“To threaten our judges and lawyers is no less than an assault to the judiciary. To assault the judiciary is to shake the very bedrock on which the rule of law stands. This cannot be allowed in a civil society like ours. This cannot go undenounced on the court’s watch.”
As the country and the world suffer from the effects of the COVID-19 pandemic, Maguindanaons are made to endure much worse with the indiscriminate aerial bombings and military operations carried out in various locations in the province.
“We call on the SC, as the constitutionally appointed guardian of civil liberties and protector of the legal profession, to take immediate measures to stop these attacks.”
Critics of this law have long assailed that it will be used to silence dissent. A year on, progressives said the law has left bank accounts of non-profit and advocacy organizations and political prisoners frozen on allegations that they are financing or supporting terrorism.
“It is necessary that the relevant provisions of the international declaration are translated into a binding commitment not only to protect human rights but also those that work for the protection of these rights so that they may be able to fulfill their important role in the promotion, protection and defense of human rights and fundamental freedom.”

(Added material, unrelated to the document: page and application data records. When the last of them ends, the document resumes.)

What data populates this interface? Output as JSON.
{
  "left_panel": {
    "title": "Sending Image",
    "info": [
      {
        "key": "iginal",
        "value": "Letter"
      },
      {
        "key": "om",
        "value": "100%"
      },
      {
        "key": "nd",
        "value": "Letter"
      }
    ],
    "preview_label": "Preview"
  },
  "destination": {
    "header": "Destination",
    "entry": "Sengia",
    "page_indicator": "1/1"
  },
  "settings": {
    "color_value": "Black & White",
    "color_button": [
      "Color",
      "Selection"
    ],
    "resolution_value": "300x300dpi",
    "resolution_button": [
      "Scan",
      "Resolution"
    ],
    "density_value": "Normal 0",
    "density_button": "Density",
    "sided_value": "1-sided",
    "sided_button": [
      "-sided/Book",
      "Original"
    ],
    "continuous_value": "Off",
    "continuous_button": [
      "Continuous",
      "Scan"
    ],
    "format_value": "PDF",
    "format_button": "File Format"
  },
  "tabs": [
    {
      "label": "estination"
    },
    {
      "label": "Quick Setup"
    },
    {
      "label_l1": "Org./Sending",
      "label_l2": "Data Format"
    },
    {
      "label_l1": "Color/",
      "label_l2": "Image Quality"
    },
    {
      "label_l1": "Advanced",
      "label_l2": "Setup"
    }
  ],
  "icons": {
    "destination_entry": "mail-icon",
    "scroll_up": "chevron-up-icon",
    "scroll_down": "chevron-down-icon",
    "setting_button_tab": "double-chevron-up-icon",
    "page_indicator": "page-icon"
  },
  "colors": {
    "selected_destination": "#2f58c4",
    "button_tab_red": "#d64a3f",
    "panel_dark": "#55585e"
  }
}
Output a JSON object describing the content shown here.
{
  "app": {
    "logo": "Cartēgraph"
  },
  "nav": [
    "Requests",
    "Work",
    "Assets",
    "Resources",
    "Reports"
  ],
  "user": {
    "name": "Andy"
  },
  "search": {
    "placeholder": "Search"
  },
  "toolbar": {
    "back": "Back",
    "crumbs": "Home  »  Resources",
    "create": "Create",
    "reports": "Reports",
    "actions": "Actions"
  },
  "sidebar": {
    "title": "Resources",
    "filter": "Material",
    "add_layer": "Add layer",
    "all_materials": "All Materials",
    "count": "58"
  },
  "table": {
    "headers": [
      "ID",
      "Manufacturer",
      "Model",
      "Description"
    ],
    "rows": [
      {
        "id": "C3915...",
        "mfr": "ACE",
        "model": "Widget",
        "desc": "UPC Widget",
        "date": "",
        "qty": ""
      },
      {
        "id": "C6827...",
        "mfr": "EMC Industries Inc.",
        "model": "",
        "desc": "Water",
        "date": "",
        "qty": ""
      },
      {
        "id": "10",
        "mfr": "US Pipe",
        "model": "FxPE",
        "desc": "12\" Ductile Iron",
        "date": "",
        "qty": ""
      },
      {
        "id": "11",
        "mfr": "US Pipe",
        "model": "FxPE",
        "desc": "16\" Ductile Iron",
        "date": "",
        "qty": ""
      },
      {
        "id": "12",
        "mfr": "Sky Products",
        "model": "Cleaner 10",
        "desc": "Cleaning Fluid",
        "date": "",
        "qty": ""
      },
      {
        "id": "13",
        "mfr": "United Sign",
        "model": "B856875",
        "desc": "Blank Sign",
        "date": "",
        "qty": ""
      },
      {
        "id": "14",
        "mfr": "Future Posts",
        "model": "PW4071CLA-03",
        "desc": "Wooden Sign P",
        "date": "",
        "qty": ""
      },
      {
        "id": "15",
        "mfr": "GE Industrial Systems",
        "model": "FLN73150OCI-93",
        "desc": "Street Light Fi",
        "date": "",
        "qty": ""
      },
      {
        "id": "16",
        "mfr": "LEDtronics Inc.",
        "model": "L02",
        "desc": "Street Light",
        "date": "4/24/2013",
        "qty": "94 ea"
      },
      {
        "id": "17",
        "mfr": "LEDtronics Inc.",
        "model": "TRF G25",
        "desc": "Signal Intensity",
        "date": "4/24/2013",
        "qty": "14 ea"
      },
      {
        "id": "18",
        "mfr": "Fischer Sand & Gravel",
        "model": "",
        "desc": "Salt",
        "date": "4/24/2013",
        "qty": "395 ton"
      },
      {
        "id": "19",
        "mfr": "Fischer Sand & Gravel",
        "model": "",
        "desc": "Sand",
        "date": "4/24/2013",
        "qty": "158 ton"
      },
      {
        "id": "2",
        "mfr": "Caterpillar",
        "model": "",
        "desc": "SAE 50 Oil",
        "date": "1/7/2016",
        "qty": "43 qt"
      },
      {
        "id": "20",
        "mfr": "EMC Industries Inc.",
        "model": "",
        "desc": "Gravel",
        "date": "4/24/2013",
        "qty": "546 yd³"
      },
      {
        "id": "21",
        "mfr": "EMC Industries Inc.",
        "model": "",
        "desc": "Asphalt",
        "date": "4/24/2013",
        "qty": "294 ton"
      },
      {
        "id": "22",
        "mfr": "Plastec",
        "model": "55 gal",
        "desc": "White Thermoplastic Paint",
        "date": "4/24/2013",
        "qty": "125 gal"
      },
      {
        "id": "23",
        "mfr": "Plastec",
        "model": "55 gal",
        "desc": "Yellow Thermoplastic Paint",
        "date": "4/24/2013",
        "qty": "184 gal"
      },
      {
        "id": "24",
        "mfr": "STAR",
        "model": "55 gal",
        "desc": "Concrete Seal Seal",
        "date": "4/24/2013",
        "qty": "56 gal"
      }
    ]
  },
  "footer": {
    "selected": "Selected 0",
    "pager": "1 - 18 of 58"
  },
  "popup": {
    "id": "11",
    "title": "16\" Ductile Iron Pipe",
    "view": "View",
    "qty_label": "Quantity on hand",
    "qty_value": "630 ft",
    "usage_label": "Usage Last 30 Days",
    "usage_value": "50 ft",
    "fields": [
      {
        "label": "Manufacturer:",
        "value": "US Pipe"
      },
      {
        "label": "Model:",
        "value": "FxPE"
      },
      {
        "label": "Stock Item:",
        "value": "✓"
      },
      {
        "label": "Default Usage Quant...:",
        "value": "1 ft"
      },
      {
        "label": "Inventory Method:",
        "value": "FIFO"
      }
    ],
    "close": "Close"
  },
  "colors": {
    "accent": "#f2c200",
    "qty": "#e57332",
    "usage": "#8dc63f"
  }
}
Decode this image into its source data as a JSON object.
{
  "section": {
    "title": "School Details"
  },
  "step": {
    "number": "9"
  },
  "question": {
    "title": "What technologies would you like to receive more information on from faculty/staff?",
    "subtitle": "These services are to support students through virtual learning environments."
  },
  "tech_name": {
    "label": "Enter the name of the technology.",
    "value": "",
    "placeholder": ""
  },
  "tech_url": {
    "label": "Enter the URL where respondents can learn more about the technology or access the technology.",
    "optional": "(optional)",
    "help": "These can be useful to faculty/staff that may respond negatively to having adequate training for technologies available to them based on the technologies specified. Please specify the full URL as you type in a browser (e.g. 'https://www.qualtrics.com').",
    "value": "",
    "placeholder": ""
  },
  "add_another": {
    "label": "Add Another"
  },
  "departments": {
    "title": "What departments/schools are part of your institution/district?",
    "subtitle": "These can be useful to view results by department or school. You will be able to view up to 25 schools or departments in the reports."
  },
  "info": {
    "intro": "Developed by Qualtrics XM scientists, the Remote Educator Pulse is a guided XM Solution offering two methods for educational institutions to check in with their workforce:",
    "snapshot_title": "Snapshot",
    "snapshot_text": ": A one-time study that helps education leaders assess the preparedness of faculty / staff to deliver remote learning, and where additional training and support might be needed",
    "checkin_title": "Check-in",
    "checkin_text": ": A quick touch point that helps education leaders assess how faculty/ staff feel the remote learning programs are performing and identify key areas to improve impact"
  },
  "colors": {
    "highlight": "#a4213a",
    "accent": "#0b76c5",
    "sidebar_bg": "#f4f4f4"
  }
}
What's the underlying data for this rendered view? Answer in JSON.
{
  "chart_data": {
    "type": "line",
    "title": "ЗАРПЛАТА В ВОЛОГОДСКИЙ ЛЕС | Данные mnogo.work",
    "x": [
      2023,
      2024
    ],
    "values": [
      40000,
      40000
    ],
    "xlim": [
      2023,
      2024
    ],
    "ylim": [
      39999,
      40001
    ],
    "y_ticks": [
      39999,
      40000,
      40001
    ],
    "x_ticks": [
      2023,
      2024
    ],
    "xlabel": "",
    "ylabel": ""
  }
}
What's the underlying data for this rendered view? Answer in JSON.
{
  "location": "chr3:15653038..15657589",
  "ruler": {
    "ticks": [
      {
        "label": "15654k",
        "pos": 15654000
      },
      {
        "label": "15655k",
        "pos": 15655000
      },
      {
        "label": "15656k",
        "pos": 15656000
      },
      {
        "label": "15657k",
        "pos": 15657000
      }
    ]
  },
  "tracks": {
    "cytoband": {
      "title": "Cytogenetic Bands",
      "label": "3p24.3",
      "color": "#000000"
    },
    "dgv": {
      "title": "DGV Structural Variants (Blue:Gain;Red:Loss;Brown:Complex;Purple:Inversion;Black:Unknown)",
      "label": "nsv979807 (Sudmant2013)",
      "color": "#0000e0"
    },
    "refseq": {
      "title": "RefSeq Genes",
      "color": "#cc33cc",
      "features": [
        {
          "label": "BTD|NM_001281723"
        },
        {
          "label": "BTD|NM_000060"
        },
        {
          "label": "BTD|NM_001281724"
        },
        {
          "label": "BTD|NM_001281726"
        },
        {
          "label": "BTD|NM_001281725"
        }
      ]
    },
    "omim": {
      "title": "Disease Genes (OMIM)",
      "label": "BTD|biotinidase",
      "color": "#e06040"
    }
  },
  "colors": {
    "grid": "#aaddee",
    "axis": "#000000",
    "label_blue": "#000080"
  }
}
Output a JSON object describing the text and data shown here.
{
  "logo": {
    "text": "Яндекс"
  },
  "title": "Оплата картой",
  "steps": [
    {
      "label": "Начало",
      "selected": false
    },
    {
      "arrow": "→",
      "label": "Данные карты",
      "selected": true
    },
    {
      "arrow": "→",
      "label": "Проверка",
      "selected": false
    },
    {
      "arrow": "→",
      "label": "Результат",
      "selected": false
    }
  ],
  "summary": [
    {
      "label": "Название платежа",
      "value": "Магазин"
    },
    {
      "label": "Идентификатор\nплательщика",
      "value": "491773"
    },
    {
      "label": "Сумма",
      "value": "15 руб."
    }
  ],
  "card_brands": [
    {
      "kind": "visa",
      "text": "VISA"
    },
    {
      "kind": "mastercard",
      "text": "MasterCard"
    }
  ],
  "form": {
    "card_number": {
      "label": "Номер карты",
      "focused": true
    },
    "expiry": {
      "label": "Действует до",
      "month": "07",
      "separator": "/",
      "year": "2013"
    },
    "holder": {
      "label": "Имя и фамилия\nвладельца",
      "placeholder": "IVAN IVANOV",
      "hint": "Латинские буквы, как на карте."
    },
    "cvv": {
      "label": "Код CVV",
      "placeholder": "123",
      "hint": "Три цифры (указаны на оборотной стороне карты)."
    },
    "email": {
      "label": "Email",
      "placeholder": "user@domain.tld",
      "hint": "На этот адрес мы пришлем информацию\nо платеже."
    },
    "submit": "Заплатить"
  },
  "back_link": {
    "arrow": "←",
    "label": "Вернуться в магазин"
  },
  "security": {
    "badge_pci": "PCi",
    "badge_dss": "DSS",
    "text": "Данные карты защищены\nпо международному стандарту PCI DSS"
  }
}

“An urgent and decisive action from the Supreme Court is a matter of life and death for activists and human rights defenders especially now when we are being increasingly targeted in the government’s counterinsurgency and counterterror campaign for our work and causes”. (JJE)